In these last few years we all have heard a lot about renewable energy. There really is authentic renewable energy that God has given to us, and it is called forgiveness. When we unleash it in our lives, it has the power to renew and empower us. It sets us free from enslaving and unforgiving habits.
Forgiveness doesn’t come easy for any of us, whether we are the offender or the offended. It seems unnatural that we should let people off the hook who have hurt us. Our natural sense of justice wants them to experience some of what they have done to us. When we forgive, we are really saying that we trust God more than we trust ourselves to be the final arbiter of justice.
Jesus gave specific directions to the offender. If while you are in the presence of God with all your fellow believers you realize have offended someone, then leave that place. Then go and make things right between you and that person and then come back to God’s house (Matt 5:23- 24).
Jesus told a story in Matt 18:21-35 that deals with the offended. In Jesus’ story, there is a man who has accumulated an impossible debt that he cannot repay. When ordered by the king to repay the obligation, he begs for mercy, and the king has compassion on him and forgives his trillion-dollar debt. Forgiveness allows us to let people go just as the king released the servant from his debt.
Shockingly, that same servant would not forgive. The previous scene is so powerful with the master forgiving his servant that we are struck with the master’s generosity. In the second scene, we expect to see the same attitude from this servant because he has been the recipient of the king’s mercy. But that is not what we find. What should have been a given is not as the servant assumes an unforgiving spirit. That servant finds a fellow servant who owes him a minuscule amount and demands he pay it all. When he couldn’t pay, he had him thrown in prison.
Can you imagine how baffled the king was when he found out that the servant whom he forgave the impossible debt would not forgive a fellow servant a trifling amount? That is how our unforgiving spirit is seen by our heavenly father.
Families that don’t forgive is one of the saddest things there is. Not only do they deprive themselves of the open and genuine friendship and love that come from forgiving each other, but they also teach this to their children. Husbands and wives who don’t forgive are on their way to divorce. Friends who refuse to forgive and harbor grudges are robbed of the friendship that they could enjoy. Some people grow up in homes where they are taught to hate.

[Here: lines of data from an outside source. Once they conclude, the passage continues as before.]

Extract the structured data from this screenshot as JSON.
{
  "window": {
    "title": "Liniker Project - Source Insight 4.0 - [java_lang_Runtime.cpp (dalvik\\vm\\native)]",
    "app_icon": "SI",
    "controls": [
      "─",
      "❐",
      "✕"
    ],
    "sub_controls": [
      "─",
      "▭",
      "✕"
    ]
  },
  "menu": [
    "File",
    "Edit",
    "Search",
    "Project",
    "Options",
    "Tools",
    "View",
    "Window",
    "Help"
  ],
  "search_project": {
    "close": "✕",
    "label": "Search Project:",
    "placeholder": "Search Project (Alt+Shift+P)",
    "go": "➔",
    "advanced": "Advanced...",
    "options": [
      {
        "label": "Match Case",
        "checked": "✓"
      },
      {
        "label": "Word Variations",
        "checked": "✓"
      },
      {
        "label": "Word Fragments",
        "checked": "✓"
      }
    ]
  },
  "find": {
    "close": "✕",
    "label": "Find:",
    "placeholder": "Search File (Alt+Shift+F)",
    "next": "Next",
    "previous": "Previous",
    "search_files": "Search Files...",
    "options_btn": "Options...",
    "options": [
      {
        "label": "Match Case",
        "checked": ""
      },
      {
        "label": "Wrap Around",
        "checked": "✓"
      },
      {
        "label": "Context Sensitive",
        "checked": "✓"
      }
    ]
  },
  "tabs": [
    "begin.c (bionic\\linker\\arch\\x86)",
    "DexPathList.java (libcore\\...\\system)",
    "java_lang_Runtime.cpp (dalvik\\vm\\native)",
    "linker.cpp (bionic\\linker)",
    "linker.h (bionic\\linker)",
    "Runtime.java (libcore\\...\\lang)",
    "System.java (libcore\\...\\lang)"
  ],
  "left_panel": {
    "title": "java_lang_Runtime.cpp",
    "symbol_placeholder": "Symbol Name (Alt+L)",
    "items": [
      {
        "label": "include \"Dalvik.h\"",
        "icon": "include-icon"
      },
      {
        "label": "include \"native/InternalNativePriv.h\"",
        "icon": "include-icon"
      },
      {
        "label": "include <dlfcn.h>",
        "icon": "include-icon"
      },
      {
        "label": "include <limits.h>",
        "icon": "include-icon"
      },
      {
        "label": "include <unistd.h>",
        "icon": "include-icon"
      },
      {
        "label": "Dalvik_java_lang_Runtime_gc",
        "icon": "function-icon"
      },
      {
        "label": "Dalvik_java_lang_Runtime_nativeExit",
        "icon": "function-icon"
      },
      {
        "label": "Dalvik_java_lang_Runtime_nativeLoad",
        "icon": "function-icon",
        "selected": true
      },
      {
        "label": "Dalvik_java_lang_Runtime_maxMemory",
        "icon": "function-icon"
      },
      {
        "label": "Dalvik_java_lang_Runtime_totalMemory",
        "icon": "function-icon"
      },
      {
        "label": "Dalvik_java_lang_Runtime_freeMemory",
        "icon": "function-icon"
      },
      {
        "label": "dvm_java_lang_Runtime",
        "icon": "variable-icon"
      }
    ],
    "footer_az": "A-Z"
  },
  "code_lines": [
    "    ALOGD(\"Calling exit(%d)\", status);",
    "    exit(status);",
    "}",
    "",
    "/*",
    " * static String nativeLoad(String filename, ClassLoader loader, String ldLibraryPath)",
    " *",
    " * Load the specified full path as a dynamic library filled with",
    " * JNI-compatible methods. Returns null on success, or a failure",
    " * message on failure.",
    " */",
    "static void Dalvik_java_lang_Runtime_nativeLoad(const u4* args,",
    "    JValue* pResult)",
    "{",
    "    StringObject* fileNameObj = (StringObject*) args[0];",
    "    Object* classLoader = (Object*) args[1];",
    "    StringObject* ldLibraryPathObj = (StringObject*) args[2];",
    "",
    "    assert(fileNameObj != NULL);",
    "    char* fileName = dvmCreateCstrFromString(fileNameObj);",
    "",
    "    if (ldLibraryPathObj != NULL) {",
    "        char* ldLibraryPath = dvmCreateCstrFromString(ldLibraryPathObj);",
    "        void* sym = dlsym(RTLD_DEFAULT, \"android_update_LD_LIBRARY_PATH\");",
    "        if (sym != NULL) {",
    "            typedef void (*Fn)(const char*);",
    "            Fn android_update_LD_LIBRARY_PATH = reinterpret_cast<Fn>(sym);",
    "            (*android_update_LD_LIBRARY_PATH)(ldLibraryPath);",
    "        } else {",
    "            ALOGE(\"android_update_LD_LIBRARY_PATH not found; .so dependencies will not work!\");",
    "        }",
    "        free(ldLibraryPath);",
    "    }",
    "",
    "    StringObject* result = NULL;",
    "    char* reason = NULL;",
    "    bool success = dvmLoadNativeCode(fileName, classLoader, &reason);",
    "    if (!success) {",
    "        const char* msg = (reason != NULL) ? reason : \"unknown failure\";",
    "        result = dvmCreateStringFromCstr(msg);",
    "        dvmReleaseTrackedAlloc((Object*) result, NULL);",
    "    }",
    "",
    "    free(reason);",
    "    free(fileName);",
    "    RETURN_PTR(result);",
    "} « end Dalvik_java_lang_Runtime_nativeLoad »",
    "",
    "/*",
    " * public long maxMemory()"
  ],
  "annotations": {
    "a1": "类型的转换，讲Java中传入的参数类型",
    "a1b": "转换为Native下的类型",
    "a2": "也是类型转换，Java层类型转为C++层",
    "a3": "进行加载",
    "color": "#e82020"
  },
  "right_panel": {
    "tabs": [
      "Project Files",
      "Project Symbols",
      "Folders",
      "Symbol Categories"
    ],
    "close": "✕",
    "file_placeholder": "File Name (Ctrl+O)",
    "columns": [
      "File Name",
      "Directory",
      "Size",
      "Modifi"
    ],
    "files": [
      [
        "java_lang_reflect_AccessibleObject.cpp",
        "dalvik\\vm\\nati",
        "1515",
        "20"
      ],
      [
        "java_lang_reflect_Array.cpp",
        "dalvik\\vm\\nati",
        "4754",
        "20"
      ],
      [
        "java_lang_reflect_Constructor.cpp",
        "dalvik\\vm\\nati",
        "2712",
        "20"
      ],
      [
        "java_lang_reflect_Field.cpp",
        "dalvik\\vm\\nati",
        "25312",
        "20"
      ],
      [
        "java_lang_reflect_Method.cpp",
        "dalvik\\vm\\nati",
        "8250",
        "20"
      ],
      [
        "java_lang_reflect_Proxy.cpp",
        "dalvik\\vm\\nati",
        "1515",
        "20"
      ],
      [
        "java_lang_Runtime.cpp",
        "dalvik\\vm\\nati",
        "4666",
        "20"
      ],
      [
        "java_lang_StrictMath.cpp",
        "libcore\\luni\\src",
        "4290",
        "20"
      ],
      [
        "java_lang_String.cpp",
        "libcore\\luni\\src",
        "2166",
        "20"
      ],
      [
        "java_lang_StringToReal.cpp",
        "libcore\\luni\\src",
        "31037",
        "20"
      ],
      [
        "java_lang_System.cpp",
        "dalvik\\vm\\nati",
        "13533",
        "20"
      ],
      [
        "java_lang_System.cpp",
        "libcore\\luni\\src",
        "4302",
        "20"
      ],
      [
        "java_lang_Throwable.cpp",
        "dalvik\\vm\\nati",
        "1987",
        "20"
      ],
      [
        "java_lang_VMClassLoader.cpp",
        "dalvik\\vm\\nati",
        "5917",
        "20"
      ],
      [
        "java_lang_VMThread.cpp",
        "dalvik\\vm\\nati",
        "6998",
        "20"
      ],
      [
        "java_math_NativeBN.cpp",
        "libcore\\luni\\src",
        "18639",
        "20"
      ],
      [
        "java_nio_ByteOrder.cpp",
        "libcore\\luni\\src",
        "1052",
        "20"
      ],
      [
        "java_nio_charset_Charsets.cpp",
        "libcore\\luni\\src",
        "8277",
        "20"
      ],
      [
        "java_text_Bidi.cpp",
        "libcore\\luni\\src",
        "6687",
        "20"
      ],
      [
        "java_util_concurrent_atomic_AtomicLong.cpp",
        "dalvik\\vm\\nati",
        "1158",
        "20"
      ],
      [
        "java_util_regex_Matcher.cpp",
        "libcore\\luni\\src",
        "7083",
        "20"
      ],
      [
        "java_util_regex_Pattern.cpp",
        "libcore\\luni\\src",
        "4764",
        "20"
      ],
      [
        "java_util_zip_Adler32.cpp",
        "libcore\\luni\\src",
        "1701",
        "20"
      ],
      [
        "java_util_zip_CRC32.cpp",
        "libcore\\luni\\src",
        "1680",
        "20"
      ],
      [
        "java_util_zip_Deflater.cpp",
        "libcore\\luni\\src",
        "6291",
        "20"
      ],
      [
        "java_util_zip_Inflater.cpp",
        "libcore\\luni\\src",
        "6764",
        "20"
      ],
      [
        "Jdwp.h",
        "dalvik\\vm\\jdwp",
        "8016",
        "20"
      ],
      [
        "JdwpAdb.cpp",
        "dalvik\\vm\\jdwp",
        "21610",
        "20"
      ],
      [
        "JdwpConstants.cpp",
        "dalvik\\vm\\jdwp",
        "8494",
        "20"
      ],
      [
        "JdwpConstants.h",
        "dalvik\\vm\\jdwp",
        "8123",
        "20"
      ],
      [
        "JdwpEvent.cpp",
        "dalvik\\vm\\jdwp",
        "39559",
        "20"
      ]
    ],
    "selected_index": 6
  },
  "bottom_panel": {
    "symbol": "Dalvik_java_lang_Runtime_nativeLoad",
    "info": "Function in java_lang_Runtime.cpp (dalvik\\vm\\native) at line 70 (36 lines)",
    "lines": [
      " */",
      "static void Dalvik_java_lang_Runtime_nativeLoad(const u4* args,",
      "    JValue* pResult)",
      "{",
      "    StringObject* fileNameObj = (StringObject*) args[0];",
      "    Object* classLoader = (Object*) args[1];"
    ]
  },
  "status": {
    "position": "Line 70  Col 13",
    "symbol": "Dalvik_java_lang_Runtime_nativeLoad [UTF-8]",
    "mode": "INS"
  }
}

Many a parent has laid an unbearable burden on their children by teaching them to carry grudges.
Jesus makes it clear that the king in the story is our heavenly father, and he expects us to forgive as he has forgiven us. Who in your life needs to be released by your forgiveness?